(EXERCISE BRIEF): Say how many lines in the following data hold the word "Cursor". Write nothing but that number.

====== EXERCISE MATERIALS ======

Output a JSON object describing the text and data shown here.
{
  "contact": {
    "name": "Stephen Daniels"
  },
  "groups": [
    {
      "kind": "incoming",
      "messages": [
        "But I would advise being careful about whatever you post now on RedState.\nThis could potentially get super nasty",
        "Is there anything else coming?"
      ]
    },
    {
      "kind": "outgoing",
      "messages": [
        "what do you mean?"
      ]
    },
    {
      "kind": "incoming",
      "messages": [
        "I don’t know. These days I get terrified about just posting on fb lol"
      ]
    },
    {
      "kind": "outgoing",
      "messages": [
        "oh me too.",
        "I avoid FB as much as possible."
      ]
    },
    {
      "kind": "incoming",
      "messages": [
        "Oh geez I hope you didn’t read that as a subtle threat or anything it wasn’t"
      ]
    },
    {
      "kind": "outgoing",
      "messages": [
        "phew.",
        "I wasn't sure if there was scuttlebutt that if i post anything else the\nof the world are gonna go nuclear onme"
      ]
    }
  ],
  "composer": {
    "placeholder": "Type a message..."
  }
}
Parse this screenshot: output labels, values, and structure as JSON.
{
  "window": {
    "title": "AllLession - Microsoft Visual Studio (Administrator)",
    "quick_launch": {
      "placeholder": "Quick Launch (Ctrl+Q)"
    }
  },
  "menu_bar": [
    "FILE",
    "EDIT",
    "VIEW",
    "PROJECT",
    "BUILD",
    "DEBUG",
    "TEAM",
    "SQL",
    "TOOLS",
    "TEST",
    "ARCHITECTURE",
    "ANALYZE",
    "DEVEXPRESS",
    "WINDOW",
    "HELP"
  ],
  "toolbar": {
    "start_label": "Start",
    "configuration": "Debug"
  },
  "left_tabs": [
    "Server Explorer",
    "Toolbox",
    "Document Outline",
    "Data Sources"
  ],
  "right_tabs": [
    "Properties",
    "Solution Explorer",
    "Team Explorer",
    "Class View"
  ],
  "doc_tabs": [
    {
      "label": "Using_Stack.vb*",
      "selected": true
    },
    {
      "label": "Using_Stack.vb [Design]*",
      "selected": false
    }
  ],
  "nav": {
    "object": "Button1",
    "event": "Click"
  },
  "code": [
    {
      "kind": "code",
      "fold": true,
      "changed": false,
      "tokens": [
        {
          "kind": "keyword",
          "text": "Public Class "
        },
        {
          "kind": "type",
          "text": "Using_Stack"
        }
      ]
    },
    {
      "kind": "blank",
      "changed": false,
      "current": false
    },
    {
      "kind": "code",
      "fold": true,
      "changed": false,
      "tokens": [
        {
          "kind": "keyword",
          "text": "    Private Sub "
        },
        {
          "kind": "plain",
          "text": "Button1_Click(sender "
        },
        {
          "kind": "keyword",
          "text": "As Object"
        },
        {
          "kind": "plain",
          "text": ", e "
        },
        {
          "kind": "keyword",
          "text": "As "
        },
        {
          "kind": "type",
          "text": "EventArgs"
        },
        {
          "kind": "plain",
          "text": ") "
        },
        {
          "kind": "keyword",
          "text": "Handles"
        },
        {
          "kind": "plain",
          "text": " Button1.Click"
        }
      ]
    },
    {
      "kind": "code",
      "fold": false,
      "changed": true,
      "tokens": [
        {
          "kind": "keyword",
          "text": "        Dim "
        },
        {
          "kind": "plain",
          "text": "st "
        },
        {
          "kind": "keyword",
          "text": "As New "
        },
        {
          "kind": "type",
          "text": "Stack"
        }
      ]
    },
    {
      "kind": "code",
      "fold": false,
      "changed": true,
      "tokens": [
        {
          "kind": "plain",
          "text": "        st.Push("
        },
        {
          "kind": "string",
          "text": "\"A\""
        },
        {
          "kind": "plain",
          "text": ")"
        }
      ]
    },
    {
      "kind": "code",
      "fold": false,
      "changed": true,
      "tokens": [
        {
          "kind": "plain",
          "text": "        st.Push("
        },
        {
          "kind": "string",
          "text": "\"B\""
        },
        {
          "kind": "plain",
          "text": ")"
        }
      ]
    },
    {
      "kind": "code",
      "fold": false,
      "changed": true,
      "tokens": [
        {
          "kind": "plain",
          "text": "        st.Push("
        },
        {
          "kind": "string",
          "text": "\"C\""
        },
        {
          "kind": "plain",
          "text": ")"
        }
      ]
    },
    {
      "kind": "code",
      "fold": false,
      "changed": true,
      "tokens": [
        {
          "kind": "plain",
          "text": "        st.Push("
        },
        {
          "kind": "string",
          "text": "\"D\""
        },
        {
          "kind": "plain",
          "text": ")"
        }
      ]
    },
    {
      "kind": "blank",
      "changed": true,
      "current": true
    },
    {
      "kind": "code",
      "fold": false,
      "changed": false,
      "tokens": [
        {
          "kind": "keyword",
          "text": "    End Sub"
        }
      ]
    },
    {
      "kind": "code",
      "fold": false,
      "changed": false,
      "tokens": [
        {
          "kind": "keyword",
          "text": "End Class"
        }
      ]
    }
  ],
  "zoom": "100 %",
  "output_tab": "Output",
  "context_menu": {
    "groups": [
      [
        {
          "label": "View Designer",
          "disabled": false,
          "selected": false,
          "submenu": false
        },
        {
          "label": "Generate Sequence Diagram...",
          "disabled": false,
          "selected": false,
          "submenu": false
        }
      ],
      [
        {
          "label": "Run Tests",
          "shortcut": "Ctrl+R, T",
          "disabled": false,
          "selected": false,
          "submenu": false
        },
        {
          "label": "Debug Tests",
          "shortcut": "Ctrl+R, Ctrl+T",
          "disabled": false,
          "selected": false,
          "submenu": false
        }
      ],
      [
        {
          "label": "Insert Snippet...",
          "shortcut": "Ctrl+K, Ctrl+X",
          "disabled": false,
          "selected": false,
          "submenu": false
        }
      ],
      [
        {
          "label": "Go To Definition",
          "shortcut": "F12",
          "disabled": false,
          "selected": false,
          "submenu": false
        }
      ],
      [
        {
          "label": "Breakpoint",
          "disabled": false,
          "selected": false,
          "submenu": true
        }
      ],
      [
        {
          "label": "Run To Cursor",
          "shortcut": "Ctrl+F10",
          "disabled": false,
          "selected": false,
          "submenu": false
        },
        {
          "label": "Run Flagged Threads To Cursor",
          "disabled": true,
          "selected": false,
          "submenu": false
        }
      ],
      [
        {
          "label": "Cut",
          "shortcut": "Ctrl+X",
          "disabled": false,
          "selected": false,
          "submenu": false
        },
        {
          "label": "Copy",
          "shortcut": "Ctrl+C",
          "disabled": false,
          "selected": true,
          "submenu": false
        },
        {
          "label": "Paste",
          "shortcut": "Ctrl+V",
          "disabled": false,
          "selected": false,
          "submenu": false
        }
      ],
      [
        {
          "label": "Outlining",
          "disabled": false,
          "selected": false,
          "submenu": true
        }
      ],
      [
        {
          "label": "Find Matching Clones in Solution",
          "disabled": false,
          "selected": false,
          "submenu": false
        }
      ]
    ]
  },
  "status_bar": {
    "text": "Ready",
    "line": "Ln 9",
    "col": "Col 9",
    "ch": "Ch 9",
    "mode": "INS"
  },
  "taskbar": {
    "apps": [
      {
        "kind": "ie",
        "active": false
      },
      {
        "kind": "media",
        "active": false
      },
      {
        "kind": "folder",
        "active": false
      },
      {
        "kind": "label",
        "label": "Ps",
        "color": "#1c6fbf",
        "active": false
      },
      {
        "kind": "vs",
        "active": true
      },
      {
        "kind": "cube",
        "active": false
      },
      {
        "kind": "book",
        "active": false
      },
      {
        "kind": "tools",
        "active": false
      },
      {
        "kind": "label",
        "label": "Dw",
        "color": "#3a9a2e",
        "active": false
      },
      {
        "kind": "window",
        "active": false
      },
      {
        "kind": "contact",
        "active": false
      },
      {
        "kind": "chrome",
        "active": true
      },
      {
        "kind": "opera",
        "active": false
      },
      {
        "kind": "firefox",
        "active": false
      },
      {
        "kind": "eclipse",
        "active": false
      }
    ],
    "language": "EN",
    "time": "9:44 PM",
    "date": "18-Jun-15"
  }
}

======

(OUTPUT OF THE TASK): 2